If the branch has matured enough to have bark (and I suspect it has) you may not be able to root the broken part, but you may be able to root some of it's branches that have softer wood. I would recommend that you take cuttings of the shorter branches. You could still try the taller broken one as well. Here's how to do it with either 'softwood' or 'hardwood' cuttings. If you go to the home page of this site you can find other useful info there as well. Rootone can be found at garden centers. Don't dip the cut ends into the entire packet or jar. Instead put a small amount in a dish or cap and dip into that. Then dispose of the 'used' Rootone when you're done. It's not expensive. Perlite can also be purchased at garden centers where you find potting soil. It's the 'white bits' you find in potting soil.
It only blooms from Nov. thru Jan-Feb. The rest of the year it buds but they either fall off or die I've had it about 3 years now

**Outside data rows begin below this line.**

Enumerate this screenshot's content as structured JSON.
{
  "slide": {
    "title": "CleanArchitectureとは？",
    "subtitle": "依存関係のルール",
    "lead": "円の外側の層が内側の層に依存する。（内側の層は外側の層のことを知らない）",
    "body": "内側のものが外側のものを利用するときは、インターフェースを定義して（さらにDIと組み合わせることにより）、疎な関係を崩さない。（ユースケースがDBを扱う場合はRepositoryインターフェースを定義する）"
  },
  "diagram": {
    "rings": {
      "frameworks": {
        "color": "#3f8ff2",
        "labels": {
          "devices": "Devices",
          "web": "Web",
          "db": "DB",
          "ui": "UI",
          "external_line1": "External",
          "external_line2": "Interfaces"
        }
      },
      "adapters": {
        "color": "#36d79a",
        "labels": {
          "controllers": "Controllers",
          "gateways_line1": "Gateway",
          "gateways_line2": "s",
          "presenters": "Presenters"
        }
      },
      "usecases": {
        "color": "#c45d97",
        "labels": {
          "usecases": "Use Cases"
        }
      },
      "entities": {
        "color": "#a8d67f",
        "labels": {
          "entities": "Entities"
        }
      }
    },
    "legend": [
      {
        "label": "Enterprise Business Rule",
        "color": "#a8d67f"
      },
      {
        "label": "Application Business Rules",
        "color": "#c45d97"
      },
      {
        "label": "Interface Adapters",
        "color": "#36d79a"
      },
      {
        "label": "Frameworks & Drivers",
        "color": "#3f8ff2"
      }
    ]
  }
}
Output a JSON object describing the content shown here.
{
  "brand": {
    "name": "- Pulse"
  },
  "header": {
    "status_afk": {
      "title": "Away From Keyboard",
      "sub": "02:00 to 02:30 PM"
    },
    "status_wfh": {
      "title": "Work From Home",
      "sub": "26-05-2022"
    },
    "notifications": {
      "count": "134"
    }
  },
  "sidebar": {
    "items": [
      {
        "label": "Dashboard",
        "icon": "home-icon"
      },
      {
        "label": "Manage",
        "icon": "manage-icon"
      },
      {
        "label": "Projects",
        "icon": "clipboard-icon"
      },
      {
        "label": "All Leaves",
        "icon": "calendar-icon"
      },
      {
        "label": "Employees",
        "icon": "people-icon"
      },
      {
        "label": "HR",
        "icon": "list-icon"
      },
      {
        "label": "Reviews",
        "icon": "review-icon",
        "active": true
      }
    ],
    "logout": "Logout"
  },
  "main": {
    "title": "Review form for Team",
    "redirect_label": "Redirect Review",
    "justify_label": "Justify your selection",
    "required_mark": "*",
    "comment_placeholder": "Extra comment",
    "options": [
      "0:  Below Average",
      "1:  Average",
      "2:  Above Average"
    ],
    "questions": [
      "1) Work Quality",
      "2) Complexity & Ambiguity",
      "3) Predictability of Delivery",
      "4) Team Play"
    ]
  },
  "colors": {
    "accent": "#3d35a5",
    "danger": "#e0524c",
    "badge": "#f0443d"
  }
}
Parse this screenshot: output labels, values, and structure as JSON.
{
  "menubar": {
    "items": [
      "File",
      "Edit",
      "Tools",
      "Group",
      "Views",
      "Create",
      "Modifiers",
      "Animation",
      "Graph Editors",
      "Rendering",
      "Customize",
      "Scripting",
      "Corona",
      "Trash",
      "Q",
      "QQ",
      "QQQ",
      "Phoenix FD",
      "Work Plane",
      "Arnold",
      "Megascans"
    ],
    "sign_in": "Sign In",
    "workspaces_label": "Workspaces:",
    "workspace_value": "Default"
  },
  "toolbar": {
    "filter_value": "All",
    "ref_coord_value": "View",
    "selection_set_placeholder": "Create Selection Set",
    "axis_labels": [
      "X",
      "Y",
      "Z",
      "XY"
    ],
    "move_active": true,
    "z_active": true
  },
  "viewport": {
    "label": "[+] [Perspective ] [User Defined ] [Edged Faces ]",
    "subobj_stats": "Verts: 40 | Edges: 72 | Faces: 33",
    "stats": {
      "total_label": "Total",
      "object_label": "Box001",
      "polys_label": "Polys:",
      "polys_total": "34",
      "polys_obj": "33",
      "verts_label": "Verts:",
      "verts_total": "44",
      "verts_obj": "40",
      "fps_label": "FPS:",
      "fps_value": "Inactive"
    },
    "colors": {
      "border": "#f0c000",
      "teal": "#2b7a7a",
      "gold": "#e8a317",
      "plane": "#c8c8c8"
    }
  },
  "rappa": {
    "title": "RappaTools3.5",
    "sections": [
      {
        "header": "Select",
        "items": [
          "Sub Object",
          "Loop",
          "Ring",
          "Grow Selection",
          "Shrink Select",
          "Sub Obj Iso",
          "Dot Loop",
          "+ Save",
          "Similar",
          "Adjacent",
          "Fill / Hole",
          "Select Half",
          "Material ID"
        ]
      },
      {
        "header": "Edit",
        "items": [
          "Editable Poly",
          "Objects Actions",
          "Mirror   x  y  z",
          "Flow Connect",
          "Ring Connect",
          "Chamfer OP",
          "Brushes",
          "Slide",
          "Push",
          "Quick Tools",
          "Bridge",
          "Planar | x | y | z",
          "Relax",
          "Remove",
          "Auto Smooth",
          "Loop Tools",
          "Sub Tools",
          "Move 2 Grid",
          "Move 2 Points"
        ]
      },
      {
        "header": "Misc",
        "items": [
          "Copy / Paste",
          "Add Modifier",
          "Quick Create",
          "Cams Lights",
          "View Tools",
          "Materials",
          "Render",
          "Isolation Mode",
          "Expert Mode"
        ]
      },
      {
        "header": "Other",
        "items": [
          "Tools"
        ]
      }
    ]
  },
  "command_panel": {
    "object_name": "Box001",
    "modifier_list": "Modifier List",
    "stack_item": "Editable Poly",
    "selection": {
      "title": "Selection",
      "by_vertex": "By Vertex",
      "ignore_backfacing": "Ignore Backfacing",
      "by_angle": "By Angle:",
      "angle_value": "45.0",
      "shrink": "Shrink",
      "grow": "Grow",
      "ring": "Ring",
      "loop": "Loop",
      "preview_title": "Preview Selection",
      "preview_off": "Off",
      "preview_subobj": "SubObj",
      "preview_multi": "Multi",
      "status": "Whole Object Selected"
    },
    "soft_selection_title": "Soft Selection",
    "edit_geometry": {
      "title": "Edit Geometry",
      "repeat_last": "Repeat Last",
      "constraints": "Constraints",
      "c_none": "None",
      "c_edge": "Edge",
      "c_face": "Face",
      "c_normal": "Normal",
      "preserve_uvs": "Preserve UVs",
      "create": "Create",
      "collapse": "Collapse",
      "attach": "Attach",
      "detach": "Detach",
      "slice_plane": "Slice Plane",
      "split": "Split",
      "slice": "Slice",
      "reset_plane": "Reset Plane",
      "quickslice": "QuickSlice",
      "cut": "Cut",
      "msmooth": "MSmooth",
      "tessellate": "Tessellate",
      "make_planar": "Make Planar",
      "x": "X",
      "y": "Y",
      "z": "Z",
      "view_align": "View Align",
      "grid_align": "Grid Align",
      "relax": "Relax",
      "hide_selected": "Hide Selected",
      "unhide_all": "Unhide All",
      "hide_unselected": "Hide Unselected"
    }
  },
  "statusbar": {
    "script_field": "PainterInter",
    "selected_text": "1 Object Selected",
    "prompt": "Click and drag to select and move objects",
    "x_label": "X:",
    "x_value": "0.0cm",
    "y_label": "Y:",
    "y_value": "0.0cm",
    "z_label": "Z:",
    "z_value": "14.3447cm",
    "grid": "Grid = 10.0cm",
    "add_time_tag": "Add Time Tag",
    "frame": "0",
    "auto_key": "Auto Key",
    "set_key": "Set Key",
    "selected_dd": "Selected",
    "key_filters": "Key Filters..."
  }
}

Bud drop can be caused by stress but it is usually a small insect called a thrip. The thrip girdles the flower's calyx stem where it connects to the base stem. Read 'Biological Control' near the bottom of this page.
Here's some pictures of thrips.
I spray it with Orthonex about once a month.
Why do you spray it once a month? Did you see thrips? If so and the buds are still dropping then it could be caused by stress or too much pesticide. I don't use chemical pesticides but I do use organic products. If you are spraying as a preventative, PLEASE stop as you risk poisoning the hummingbirds, bees and butterflies. There is no need to spray unless you have a problem that nature itself can't take care of. For just about every 'bad' bug there is a 'good' bug that will prey on the bad ones. If you just spray you kill the good guys and don't leave an opportunity for balance.
use osmocote fertilizer as per directions and water about once a week.
Osmocote is a slow release fertilizer and I'm wondering how often you apply it. I've found that synthetic fertilizers are like steriods in humans and cause lots of lush growth that can actually 'tire' a plant and leaves behind salt residues. I would suggest top dressing the root zone with an inch or two of compost in spring and fall. You can purchase it in bags.
Compost tea made from compost is fantastic for plant health and can also be used as a foliar spray.
You can also use seaweed or fish emulsion fertilizer that can be mixed with your water. Unfortunately I can't tell you how often to water as I'm not all that familiar with Miami conditions, but if you don't get an inch of rain a week then you might need to water. Deep watering is best so the roots go deep into the soil.
I hope this helps and don't hesitate to ask more questions.